Driving wheel diameter 1,750 mm (5 ft 8 78 in)
Leading wheel diameter 1,000 mm (3 ft 3 38 in)
No. of cylinders Two
Cylinder bore 575 mm (22 58 in)
Piston stroke 630 mm (24 1316 in)
Boiler Overpressure 12 bar (1.20 MPa; 174 psi)
Grate area 1.85 m2 (19.9 sq ft)
Superheater area 39.20 m2 (421.9 sq ft)
Evaporative heating area 134.33 m2 (1,445.9 sq ft)

The Prussian Class T 10s were tank locomotives operated by the Prussian state railways. They were procured for duties between Frankfurt and Wiesbaden between 1909 and 1912. This 41-kilometre (25 mi) long route between the two termini was to be worked without turning the locomotive. Because the engine tended to derail, in practice it was turned whenever possible. On these engines, supplied by Borsig, the boiler from the Prussian P 6 and the running gear and drive from the Prussian P 8 were used. The boiler had to be positioned further forward than was usual on other locomotives in order to even out the distribution of weight, because the design omitted any trailing wheels. The first trial runs took place on 30 June 1909.

The Reichsbahn took over 11 machines of this class as their DRG Class 76, the engines were given numbers 76 001–011. The other locomotive (7404) was given to the Chemins de fer du Nord under the terms of the Versailles Treaty. Eight engines were taken over by the Deutsche Bundesbahn. Between 1945 and 1948 they were either retired or sold to private railways. In 1964 there were still six units on duty with the East Hanoverian Railway (OHE).

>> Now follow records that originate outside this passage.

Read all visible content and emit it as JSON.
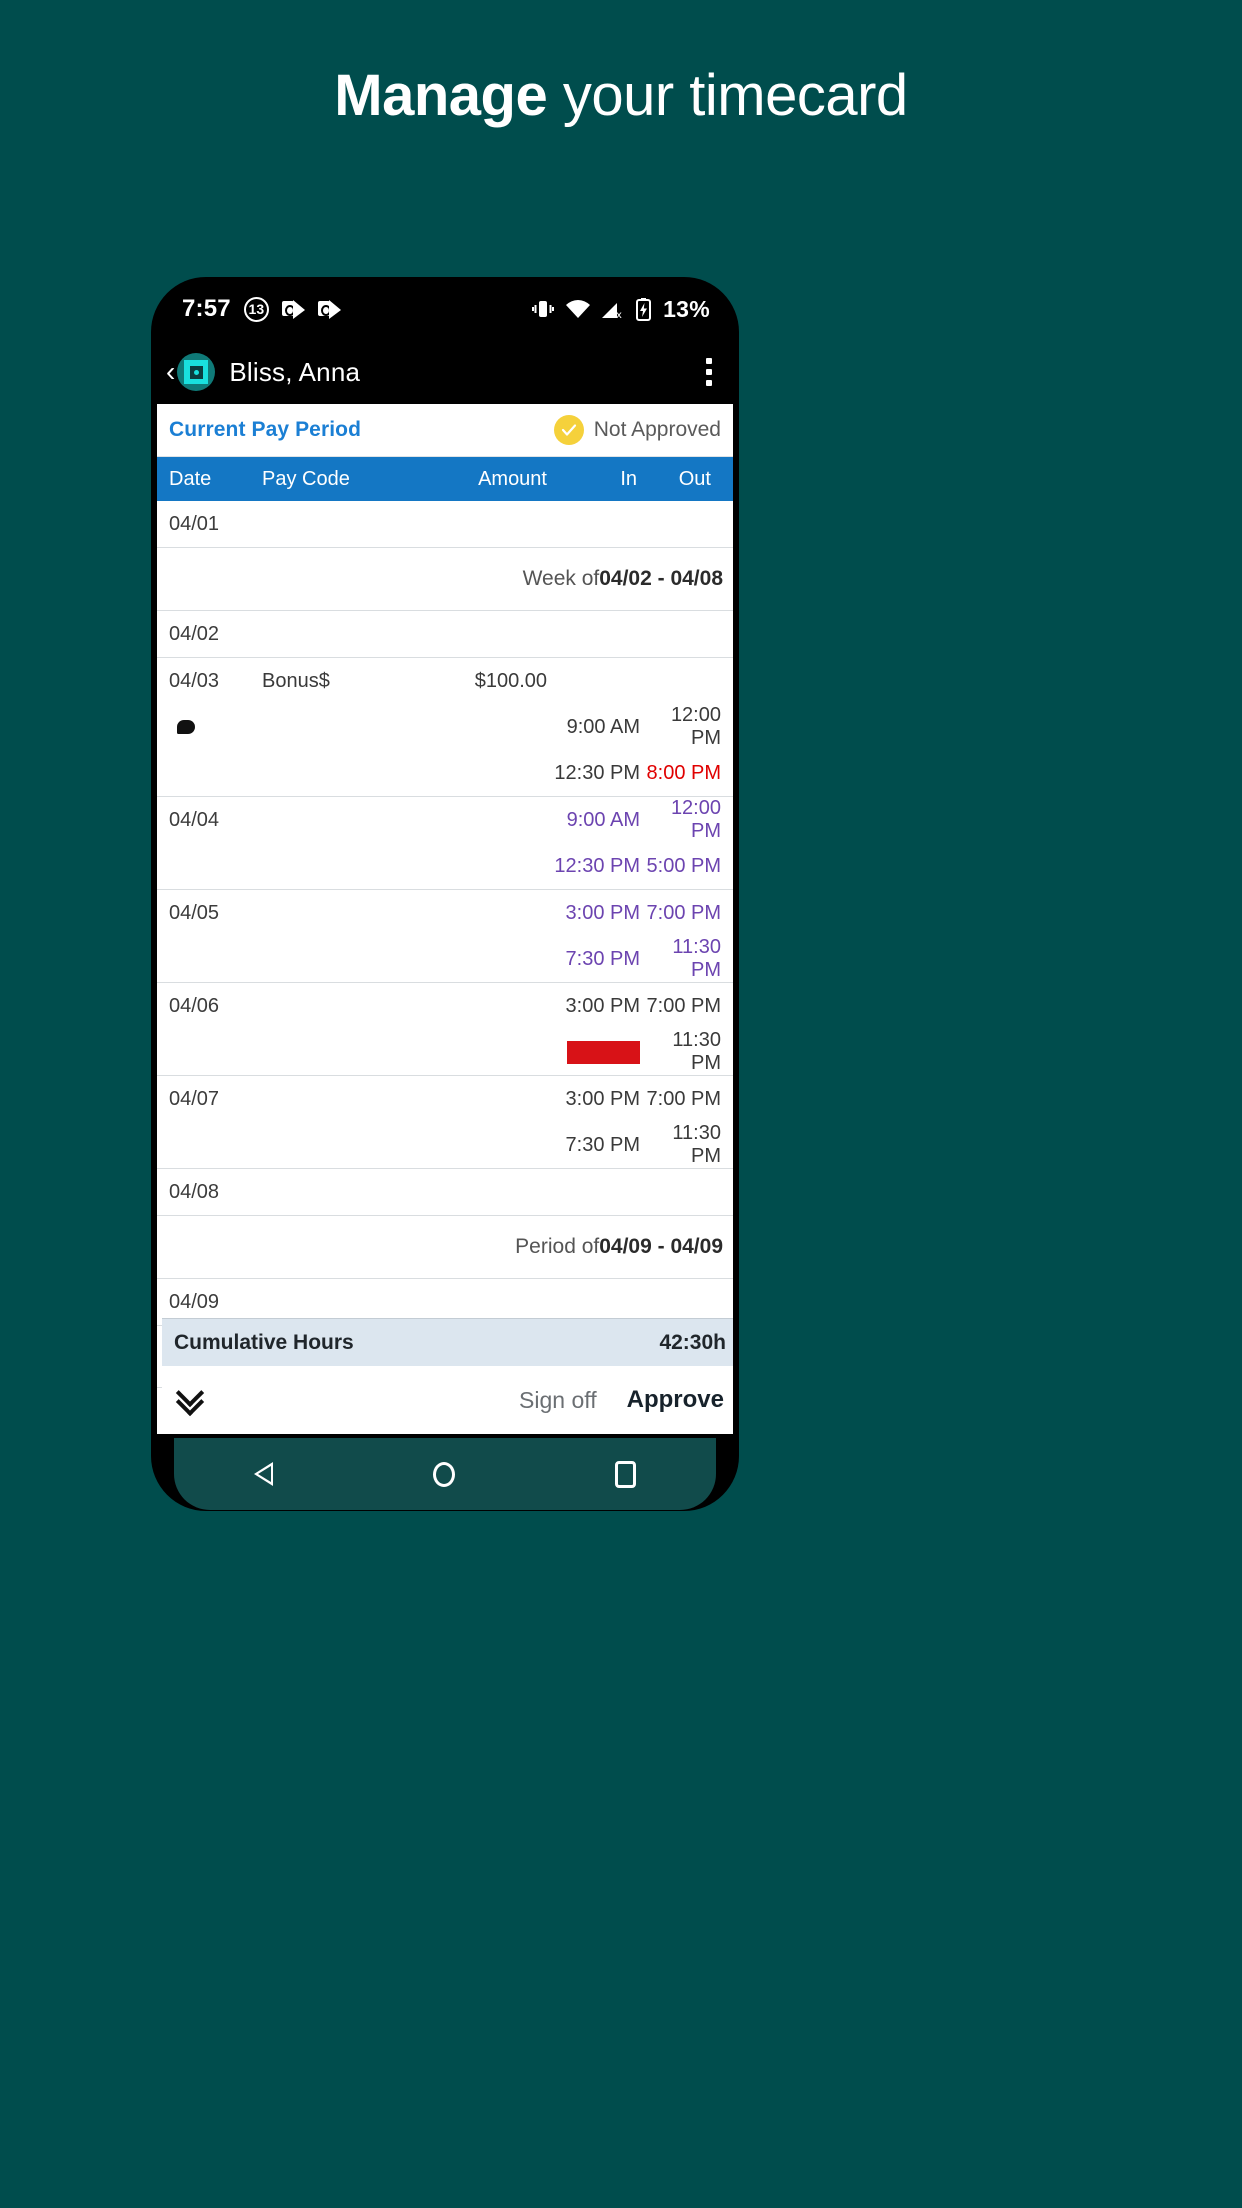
{
  "headline": {
    "bold": "Manage",
    "light": " your timecard"
  },
  "status_bar": {
    "time": "7:57",
    "notification_count": "13",
    "icons": [
      "outlook-icon",
      "outlook-icon",
      "vibrate-icon",
      "wifi-icon",
      "cellular-signal-off-icon",
      "battery-charging-icon"
    ],
    "battery_percent": "13%"
  },
  "app_bar": {
    "back_label": "‹",
    "title": "Bliss, Anna",
    "overflow_label": "more-options"
  },
  "period_header": {
    "title": "Current Pay Period",
    "approval_status": "Not Approved",
    "badge_color": "#f5d13b",
    "title_color": "#1b7fd4"
  },
  "table": {
    "columns": [
      "Date",
      "Pay Code",
      "Amount",
      "In",
      "Out"
    ],
    "header_bg": "#1477c4",
    "rows": [
      {
        "kind": "entry",
        "date": "04/01",
        "pay_code": "",
        "amount": "",
        "lines": []
      },
      {
        "kind": "divider",
        "prefix": "Week of ",
        "range": "04/02 - 04/08"
      },
      {
        "kind": "entry",
        "date": "04/02",
        "pay_code": "",
        "amount": "",
        "lines": []
      },
      {
        "kind": "entry",
        "date": "04/03",
        "pay_code": "Bonus$",
        "amount": "$100.00",
        "has_comment": true,
        "lines": [
          {
            "in": "9:00 AM",
            "out": "12:00 PM",
            "in_color": "grey",
            "out_color": "grey"
          },
          {
            "in": "12:30 PM",
            "out": "8:00 PM",
            "in_color": "grey",
            "out_color": "red"
          }
        ]
      },
      {
        "kind": "entry",
        "date": "04/04",
        "pay_code": "",
        "amount": "",
        "lines": [
          {
            "in": "9:00 AM",
            "out": "12:00 PM",
            "in_color": "purple",
            "out_color": "purple"
          },
          {
            "in": "12:30 PM",
            "out": "5:00 PM",
            "in_color": "purple",
            "out_color": "purple"
          }
        ]
      },
      {
        "kind": "entry",
        "date": "04/05",
        "pay_code": "",
        "amount": "",
        "lines": [
          {
            "in": "3:00 PM",
            "out": "7:00 PM",
            "in_color": "purple",
            "out_color": "purple"
          },
          {
            "in": "7:30 PM",
            "out": "11:30 PM",
            "in_color": "purple",
            "out_color": "purple"
          }
        ]
      },
      {
        "kind": "entry",
        "date": "04/06",
        "pay_code": "",
        "amount": "",
        "lines": [
          {
            "in": "3:00 PM",
            "out": "7:00 PM",
            "in_color": "grey",
            "out_color": "grey"
          },
          {
            "in": "",
            "in_redacted": true,
            "out": "11:30 PM",
            "in_color": "grey",
            "out_color": "grey"
          }
        ]
      },
      {
        "kind": "entry",
        "date": "04/07",
        "pay_code": "",
        "amount": "",
        "lines": [
          {
            "in": "3:00 PM",
            "out": "7:00 PM",
            "in_color": "grey",
            "out_color": "grey"
          },
          {
            "in": "7:30 PM",
            "out": "11:30 PM",
            "in_color": "grey",
            "out_color": "grey"
          }
        ]
      },
      {
        "kind": "entry",
        "date": "04/08",
        "pay_code": "",
        "amount": "",
        "lines": []
      },
      {
        "kind": "divider",
        "prefix": "Period of ",
        "range": "04/09 - 04/09"
      },
      {
        "kind": "entry",
        "date": "04/09",
        "pay_code": "",
        "amount": "",
        "lines": []
      },
      {
        "kind": "blank"
      }
    ]
  },
  "summary": {
    "label": "Cumulative Hours",
    "value": "42:30h"
  },
  "actions": {
    "expand_label": "expand-chevron",
    "sign_off": "Sign off",
    "approve": "Approve"
  },
  "nav_bar": {
    "back": "back-icon",
    "home": "home-icon",
    "recents": "recents-icon"
  }
}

No examples of the DRG Class 76 have been saved.

See also[edit]